#### [PROBLEM]
Copy out each line of the listing below where the string "author" appears.

#### [DATA UNDER STUDY]
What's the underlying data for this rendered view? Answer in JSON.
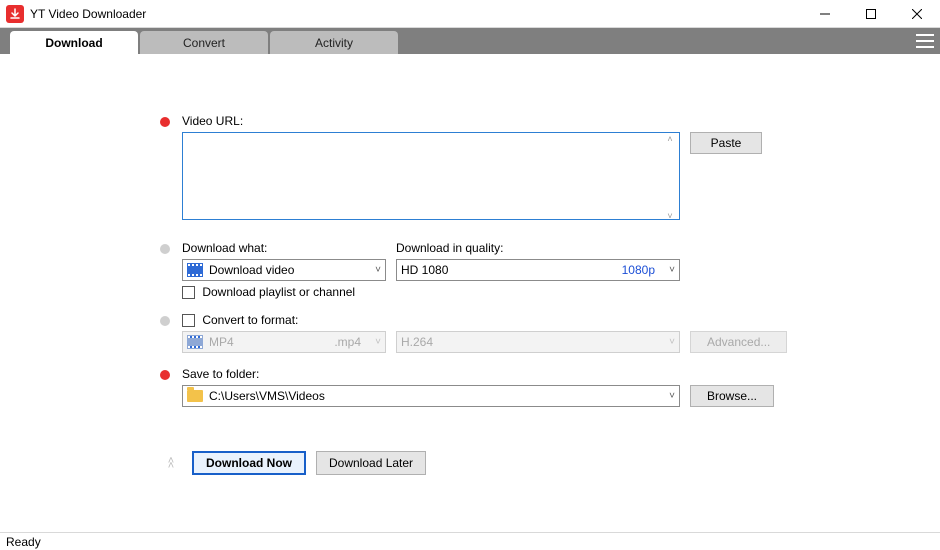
{
  "app": {
    "title": "YT Video Downloader"
  },
  "tabs": {
    "download": "Download",
    "convert": "Convert",
    "activity": "Activity"
  },
  "url": {
    "label": "Video URL:",
    "value": "",
    "paste_label": "Paste"
  },
  "download_what": {
    "label": "Download what:",
    "selected": "Download video",
    "playlist_checkbox_label": "Download playlist or channel"
  },
  "quality": {
    "label": "Download in quality:",
    "selected": "HD 1080",
    "tag": "1080p"
  },
  "convert": {
    "checkbox_label": "Convert to format:",
    "format": "MP4",
    "ext": ".mp4",
    "codec": "H.264",
    "advanced_label": "Advanced..."
  },
  "folder": {
    "label": "Save to folder:",
    "path": "C:\\Users\\VMS\\Videos",
    "browse_label": "Browse..."
  },
  "actions": {
    "download_now": "Download Now",
    "download_later": "Download Later"
  },
  "status": "Ready"
}
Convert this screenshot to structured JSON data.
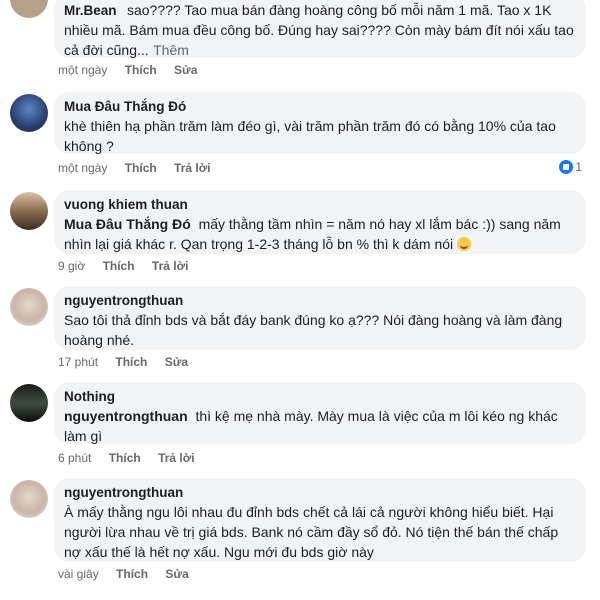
{
  "comments": [
    {
      "author": "Mr.Bean",
      "text": "sao???? Tao mua bán đàng hoàng công bố mỗi năm 1 mã. Tao x 1K nhiều mã. Bám mua đều công bố. Đúng hay sai???? Còn mày bám đít nói xấu tao cả đời cũng...",
      "more": "Thêm",
      "time": "một ngày",
      "like": "Thích",
      "action2": "Sửa"
    },
    {
      "author": "Mua Đâu Thắng Đó",
      "text": "khè thiên hạ phần trăm làm đéo gì, vài trăm phần trăm đó có bằng 10% của tao không ?",
      "time": "một ngày",
      "like": "Thích",
      "action2": "Trả lời",
      "reactions": "1"
    },
    {
      "author": "vuong khiem thuan",
      "mention": "Mua Đâu Thắng Đó",
      "text": "mấy thằng tầm nhìn = năm nó hay xl lắm bác :)) sang năm nhìn lại giá khác r. Qan trọng 1-2-3 tháng lỗ bn % thì k dám nói",
      "emoji": "grinning-sweat-emoji",
      "time": "9 giờ",
      "like": "Thích",
      "action2": "Trả lời"
    },
    {
      "author": "nguyentrongthuan",
      "text": "Sao tôi thả đỉnh bds và bắt đáy bank đúng ko ạ??? Nói đàng hoàng và làm đàng hoàng nhé.",
      "time": "17 phút",
      "like": "Thích",
      "action2": "Sửa"
    },
    {
      "author": "Nothing",
      "mention": "nguyentrongthuan",
      "text": "thì kệ mẹ nhà mày. Mày mua là việc của m lôi kéo ng khác làm gì",
      "time": "6 phút",
      "like": "Thích",
      "action2": "Trả lời"
    },
    {
      "author": "nguyentrongthuan",
      "text": "À mấy thằng ngu lôi nhau đu đỉnh bds chết cả lái cả người không hiểu biết. Hại người lừa nhau về trị giá bds. Bank nó cầm đầy sổ đỏ. Nó tiện thế bán thế chấp nợ xấu thế là hết nợ xấu. Ngu mới đu bds giờ này",
      "time": "vài giây",
      "like": "Thích",
      "action2": "Sửa"
    }
  ],
  "colors": {
    "bubble": "#f2f3f5",
    "meta": "#65676b",
    "like_badge": "#1877f2"
  }
}
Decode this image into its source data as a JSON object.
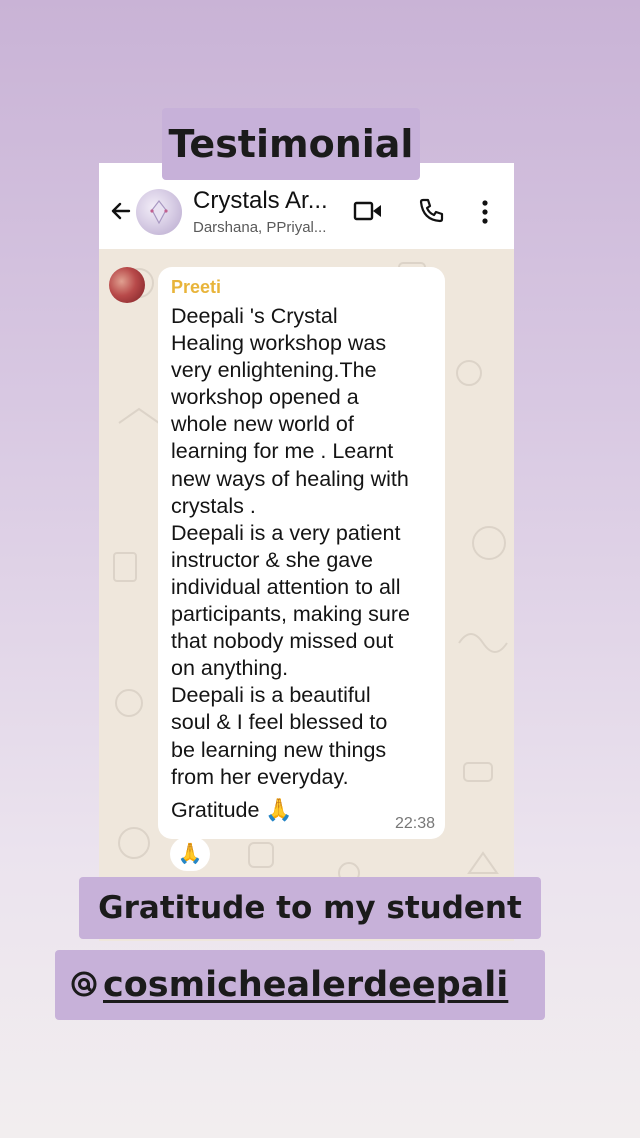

#### [SOLUTION TO THE EXERCISE]
      "author": "Mr.Bean",
      "author": "Mua Đâu Thắng Đó",
      "author": "vuong khiem thuan",
      "author": "nguyentrongthuan",
      "author": "Nothing",
      "author": "nguyentrongthuan",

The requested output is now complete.